[LONDON] Theresa May, UK Home Secretary and candidate for prime minister, says "Brexit means Brexit". Perhaps not unsurprisingly given the current tone of UK politics, not everyone agrees.
Credit Suisse Group AG analysts see the probability of Britain actually leaving the European Union as "well below" 50 per cent. William Porter and Chiraag Somaia say their conclusions are based on game theory and are not the official view of the Swiss bank.
One of their main arguments is that whoever wins the contest to replace David Cameron as prime minister will struggle to form a government that is able to trigger Article 50 of the Lisbon Treaty, which would mark the formal start of two years of exit negotiations.
Where does the government come from that is committed to Article 50? There would be a clear chance, notwithstanding Labour's issues, and remembering the 50 SNP members who may be taken a given "Remain" bloc vote, that such a (Conservative) government could not be formed.
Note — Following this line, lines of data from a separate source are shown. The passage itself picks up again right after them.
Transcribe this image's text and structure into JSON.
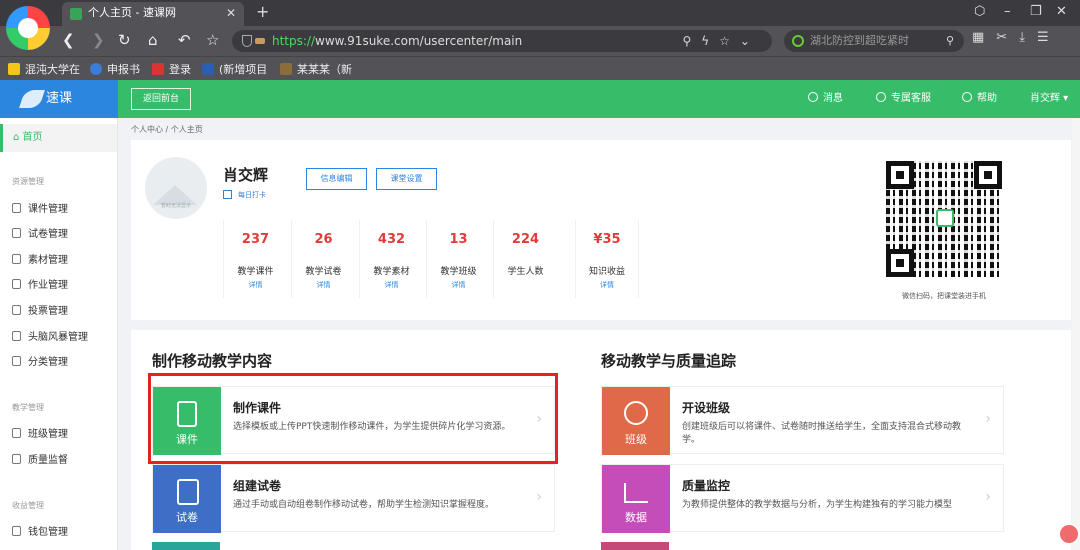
{
  "browser": {
    "tab_title": "个人主页 - 速课网",
    "tab_close": "✕",
    "new_tab": "+",
    "url_scheme": "https://",
    "url_rest": "www.91suke.com/usercenter/main",
    "search_placeholder": "湖北防控到超吃紧时",
    "bookmarks": [
      "混沌大学在",
      "申报书",
      "登录",
      "(新增项目",
      "某某某（新"
    ]
  },
  "app": {
    "logo_text": "速课",
    "back_button": "返回前台",
    "header_items": [
      "消息",
      "专属客服",
      "帮助",
      "肖交辉"
    ]
  },
  "sidebar": {
    "home": "首页",
    "group1": "资源管理",
    "items1": [
      "课件管理",
      "试卷管理",
      "素材管理",
      "作业管理",
      "投票管理",
      "头脑风暴管理",
      "分类管理"
    ],
    "group2": "教学管理",
    "items2": [
      "班级管理",
      "质量监督"
    ],
    "group3": "收益管理",
    "items3": [
      "钱包管理"
    ]
  },
  "breadcrumb": "个人中心 / 个人主页",
  "profile": {
    "name": "肖交辉",
    "checkin": "每日打卡",
    "avatar_text": "暂时无法显示",
    "btn_edit": "信息编辑",
    "btn_settings": "课堂设置",
    "stats": [
      {
        "value": "237",
        "label": "教学课件",
        "link": "详情"
      },
      {
        "value": "26",
        "label": "教学试卷",
        "link": "详情"
      },
      {
        "value": "432",
        "label": "教学素材",
        "link": "详情"
      },
      {
        "value": "13",
        "label": "教学班级",
        "link": "详情"
      },
      {
        "value": "224",
        "label": "学生人数",
        "link": ""
      },
      {
        "value": "¥35",
        "label": "知识收益",
        "link": "详情"
      }
    ],
    "qr_caption": "微信扫码，把课堂装进手机"
  },
  "sections": {
    "left_title": "制作移动教学内容",
    "right_title": "移动教学与质量追踪",
    "left_items": [
      {
        "tile": "课件",
        "title": "制作课件",
        "desc": "选择模板或上传PPT快速制作移动课件，为学生提供碎片化学习资源。",
        "color": "#37bd6a"
      },
      {
        "tile": "试卷",
        "title": "组建试卷",
        "desc": "通过手动或自动组卷制作移动试卷，帮助学生检测知识掌握程度。",
        "color": "#3d6fc6"
      }
    ],
    "right_items": [
      {
        "tile": "班级",
        "title": "开设班级",
        "desc": "创建班级后可以将课件、试卷随时推送给学生，全面支持混合式移动教学。",
        "color": "#e0694a"
      },
      {
        "tile": "数据",
        "title": "质量监控",
        "desc": "为教师提供整体的教学数据与分析，为学生构建独有的学习能力模型",
        "color": "#c44dba"
      }
    ],
    "arrow": "›"
  }
}
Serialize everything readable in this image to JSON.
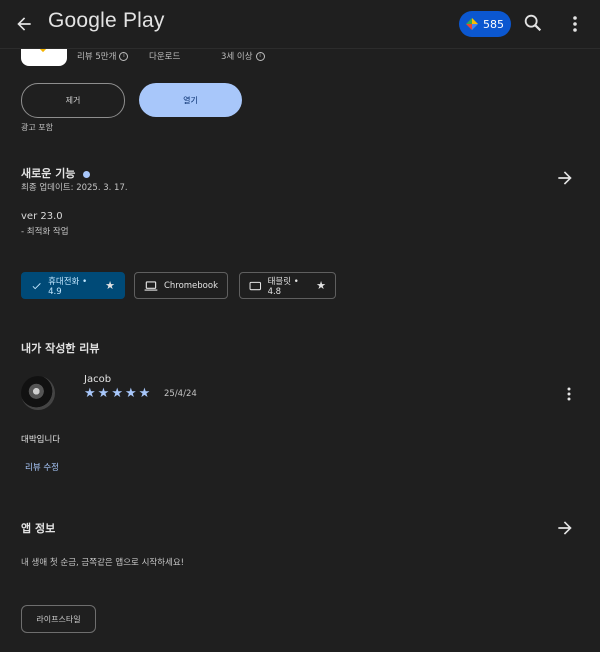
{
  "header": {
    "brand": "Google Play",
    "points": "585",
    "accent": "#0b57d0"
  },
  "stats": [
    {
      "value": "리뷰 5만개"
    },
    {
      "value": "다운로드"
    },
    {
      "value": "3세 이상"
    }
  ],
  "actions": {
    "uninstall_label": "제거",
    "open_label": "열기",
    "ads_note": "광고 포함"
  },
  "whats_new": {
    "title": "새로운 기능",
    "updated": "최종 업데이트: 2025. 3. 17.",
    "version": "ver 23.0",
    "note": "- 최적화 작업"
  },
  "device_chips": [
    {
      "label": "휴대전화 • 4.9",
      "icon": "check-icon",
      "selected": true
    },
    {
      "label": "Chromebook",
      "icon": "laptop-icon",
      "selected": false
    },
    {
      "label": "태블릿 • 4.8",
      "icon": "tablet-icon",
      "selected": false
    }
  ],
  "my_review": {
    "title": "내가 작성한 리뷰",
    "reviewer": "Jacob",
    "rating": 5,
    "date": "25/4/24",
    "text": "대박입니다",
    "edit_label": "리뷰 수정"
  },
  "app_info": {
    "title": "앱 정보",
    "description": "내 생애 첫 순금, 금쪽같은 앱으로 시작하세요!",
    "tag": "라이프스타일"
  },
  "colors": {
    "background": "#1f1f1f",
    "primary_button": "#a8c7fa",
    "selected_chip": "#004a77",
    "star": "#a8c7fa"
  }
}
And if it were, could it bind its members?
The internal incentive structure in the UK seems clear; the incoming Conservative leader unless UTTERLY confident that she or he can overcome an obvious incentive structure, would be taking an extreme risk in pushing for Article 50.
Tyler Cowen, a conservative economist at George Mason University, wrote on Tuesday that with David Cameron, Boris Johnson, and Nigel Farage all stepping away from party leadership positions "few leading politicians are keen to 'own' Brexit and its consequences." And the desire to back away from it will only grow stronger the longer there is a delay in triggering Article 50 and the more the economy weakens in the interim.
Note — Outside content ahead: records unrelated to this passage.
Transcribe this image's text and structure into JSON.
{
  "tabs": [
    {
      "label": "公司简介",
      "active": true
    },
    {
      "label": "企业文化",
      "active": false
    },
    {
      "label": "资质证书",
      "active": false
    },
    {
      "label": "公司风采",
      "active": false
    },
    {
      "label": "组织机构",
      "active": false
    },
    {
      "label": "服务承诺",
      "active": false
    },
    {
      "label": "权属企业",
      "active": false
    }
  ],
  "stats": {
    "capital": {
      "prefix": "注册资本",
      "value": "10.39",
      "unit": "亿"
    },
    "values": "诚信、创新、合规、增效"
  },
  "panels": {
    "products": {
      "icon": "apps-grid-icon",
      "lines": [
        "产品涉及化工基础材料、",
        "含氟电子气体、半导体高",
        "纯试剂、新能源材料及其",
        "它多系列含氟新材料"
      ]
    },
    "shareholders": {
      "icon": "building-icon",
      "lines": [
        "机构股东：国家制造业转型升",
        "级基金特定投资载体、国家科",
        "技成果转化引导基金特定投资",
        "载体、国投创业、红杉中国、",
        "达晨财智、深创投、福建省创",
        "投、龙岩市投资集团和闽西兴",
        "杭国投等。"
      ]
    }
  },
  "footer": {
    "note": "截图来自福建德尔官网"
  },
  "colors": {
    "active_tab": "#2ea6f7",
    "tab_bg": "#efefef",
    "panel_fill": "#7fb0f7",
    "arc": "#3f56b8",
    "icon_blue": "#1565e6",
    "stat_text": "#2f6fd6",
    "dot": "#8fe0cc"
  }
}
Bookmaker Skybet is offering odds of 4/1, or a 20 per cent chance, that Article 50 will be triggered between January and March next year.
However, others see Brexit as virtually inevitable. Societe Generale SA's UK economist Brian Hilliard puts a near 90 per cent probability on a Brexit happening. This is why: The UK referendum outcome was advisory rather than creating a legal requirement for the government to trigger Article 50. However, any UK government that does not respect that vote will need to provide a very strong justification for its decision which would then need to be put again to the people, ie in either a snap general election or a second referendum. That would obviously especially be the case if such a decision were to be taken by a government led by a Leave campaigner.
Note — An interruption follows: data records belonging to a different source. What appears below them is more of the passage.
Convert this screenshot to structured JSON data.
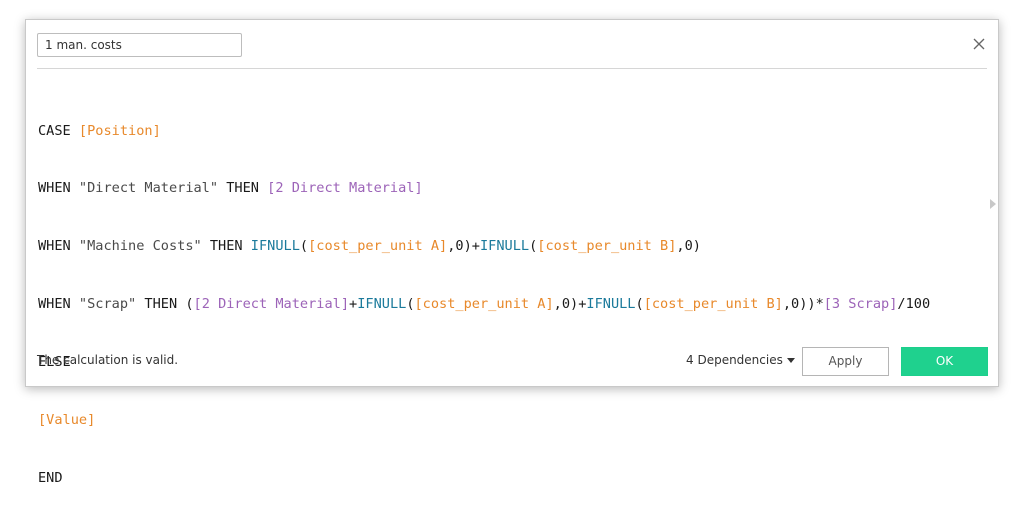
{
  "dialog": {
    "name_value": "1 man. costs",
    "status_text": "The calculation is valid.",
    "dependencies_label": "4 Dependencies",
    "apply_label": "Apply",
    "ok_label": "OK",
    "close_icon": "close-icon"
  },
  "code": {
    "l1": {
      "a": "CASE ",
      "b": "[Position]"
    },
    "l2": {
      "a": "WHEN ",
      "b": "\"Direct Material\"",
      "c": " THEN ",
      "d": "[2 Direct Material]"
    },
    "l3": {
      "a": "WHEN ",
      "b": "\"Machine Costs\"",
      "c": " THEN ",
      "d": "IFNULL",
      "e": "(",
      "f": "[cost_per_unit A]",
      "g": ",0)+",
      "h": "IFNULL",
      "i": "(",
      "j": "[cost_per_unit B]",
      "k": ",0)"
    },
    "l4": {
      "a": "WHEN ",
      "b": "\"Scrap\"",
      "c": " THEN (",
      "d": "[2 Direct Material]",
      "e": "+",
      "f": "IFNULL",
      "g": "(",
      "h": "[cost_per_unit A]",
      "i": ",0)+",
      "j": "IFNULL",
      "k": "(",
      "l": "[cost_per_unit B]",
      "m": ",0))*",
      "n": "[3 Scrap]",
      "o": "/100"
    },
    "l5": {
      "a": "ELSE"
    },
    "l6": {
      "a": "[Value]"
    },
    "l7": {
      "a": "END"
    }
  },
  "colors": {
    "field": "#e8892b",
    "calculated_field": "#9c63b8",
    "function": "#1b7a9b",
    "ok_button": "#1fd18e"
  }
}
Here's how SocGen sees Brexit playing out: That the process of a British exit from the European Union is proving as divisive as the referendum outcome itself is not surprising given the tumultuous events of the past fortnight. However, a clearer path may be emerging as the Conservative Party takes the next step toward selecting the nation's new prime minister today.